▶ Records to process:
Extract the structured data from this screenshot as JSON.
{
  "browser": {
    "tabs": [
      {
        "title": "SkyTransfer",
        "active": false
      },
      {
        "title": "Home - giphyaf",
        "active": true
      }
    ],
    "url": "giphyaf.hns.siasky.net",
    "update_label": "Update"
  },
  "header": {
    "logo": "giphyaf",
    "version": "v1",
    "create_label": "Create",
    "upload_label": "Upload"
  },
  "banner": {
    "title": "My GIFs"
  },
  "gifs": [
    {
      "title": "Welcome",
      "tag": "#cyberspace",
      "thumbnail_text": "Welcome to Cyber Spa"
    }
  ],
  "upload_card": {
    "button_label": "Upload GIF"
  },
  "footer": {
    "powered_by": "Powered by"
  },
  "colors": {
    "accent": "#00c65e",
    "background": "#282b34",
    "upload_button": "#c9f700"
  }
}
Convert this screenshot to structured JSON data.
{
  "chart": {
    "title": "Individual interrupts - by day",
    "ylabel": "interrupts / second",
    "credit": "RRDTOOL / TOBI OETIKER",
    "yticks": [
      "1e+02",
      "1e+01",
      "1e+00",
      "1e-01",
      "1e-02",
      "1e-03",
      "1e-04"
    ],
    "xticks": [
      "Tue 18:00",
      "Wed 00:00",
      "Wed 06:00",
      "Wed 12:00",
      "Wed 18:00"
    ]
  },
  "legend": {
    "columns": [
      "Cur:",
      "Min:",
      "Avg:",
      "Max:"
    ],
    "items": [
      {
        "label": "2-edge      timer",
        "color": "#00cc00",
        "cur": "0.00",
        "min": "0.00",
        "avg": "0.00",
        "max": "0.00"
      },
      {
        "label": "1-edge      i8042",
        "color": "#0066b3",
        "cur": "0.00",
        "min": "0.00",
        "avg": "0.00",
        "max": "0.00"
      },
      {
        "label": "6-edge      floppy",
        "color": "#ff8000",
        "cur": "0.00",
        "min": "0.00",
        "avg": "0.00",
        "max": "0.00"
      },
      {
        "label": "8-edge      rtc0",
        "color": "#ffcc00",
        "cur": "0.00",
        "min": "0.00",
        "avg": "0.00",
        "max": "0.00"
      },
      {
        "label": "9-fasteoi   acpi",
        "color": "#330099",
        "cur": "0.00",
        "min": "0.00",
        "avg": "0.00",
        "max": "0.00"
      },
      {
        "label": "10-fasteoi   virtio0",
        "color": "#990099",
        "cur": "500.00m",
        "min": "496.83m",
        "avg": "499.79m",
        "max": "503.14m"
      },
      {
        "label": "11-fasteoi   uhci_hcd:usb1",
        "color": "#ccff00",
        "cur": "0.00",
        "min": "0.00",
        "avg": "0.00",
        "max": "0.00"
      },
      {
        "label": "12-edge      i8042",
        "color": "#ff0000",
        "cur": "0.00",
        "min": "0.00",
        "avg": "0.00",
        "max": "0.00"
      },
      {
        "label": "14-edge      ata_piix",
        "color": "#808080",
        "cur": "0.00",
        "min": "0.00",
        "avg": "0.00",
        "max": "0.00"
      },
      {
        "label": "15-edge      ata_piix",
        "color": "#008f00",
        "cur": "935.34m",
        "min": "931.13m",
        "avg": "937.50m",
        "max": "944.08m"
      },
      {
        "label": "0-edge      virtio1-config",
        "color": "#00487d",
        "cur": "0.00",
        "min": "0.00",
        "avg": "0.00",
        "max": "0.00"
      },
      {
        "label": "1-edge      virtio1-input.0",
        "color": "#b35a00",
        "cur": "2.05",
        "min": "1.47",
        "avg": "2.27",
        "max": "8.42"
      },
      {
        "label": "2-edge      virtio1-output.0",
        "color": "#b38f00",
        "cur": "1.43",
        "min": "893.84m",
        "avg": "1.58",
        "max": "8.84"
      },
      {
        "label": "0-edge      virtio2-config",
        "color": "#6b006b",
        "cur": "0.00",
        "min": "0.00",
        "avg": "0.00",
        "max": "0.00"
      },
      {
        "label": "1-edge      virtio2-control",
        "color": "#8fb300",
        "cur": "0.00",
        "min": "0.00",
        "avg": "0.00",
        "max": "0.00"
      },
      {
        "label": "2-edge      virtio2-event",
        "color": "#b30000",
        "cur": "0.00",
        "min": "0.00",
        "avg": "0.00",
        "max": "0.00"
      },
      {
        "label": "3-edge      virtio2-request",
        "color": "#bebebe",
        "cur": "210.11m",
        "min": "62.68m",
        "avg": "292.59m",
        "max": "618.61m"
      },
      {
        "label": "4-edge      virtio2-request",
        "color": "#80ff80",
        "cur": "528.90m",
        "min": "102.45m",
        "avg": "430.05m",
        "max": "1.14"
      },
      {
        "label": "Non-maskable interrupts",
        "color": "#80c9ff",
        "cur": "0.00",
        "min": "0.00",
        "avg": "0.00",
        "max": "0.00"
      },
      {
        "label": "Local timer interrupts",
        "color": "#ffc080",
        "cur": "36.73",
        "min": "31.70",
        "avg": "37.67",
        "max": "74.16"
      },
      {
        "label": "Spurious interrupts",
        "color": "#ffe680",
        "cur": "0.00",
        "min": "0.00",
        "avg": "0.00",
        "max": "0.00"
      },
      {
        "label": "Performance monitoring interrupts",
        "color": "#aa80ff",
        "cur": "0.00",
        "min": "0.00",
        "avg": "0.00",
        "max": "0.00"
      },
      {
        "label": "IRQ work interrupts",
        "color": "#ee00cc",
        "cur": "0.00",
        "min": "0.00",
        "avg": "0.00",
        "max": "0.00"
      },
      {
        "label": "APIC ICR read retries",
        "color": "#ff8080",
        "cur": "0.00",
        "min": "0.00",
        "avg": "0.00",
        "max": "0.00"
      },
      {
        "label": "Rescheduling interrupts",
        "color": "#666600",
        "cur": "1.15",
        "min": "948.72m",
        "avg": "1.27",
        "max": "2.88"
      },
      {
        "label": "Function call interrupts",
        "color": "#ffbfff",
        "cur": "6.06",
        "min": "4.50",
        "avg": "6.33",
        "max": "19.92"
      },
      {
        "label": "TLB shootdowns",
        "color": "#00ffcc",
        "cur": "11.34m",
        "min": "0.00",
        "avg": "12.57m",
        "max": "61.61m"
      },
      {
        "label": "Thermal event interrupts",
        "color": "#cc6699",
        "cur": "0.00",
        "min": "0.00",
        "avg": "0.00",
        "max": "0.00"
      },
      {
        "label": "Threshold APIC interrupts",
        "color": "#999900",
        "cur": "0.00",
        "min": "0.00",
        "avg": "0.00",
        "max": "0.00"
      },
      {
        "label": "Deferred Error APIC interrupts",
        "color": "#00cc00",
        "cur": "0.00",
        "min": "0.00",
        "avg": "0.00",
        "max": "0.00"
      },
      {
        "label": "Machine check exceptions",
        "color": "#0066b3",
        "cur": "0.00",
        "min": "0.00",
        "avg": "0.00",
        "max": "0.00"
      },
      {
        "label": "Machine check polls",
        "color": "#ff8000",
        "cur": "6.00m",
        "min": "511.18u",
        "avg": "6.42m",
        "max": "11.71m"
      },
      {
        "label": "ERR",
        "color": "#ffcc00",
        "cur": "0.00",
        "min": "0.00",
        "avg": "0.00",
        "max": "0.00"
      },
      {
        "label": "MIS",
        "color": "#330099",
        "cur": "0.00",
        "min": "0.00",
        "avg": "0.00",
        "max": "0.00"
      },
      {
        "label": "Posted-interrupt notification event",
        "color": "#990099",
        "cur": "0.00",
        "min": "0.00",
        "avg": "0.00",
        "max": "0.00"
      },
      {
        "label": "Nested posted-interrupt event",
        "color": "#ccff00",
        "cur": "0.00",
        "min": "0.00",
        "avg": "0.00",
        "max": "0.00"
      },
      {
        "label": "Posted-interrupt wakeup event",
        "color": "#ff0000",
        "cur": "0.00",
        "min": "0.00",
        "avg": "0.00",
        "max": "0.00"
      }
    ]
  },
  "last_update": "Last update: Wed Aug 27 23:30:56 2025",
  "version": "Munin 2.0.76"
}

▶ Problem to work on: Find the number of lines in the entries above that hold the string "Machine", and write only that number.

▶ Task answer: 2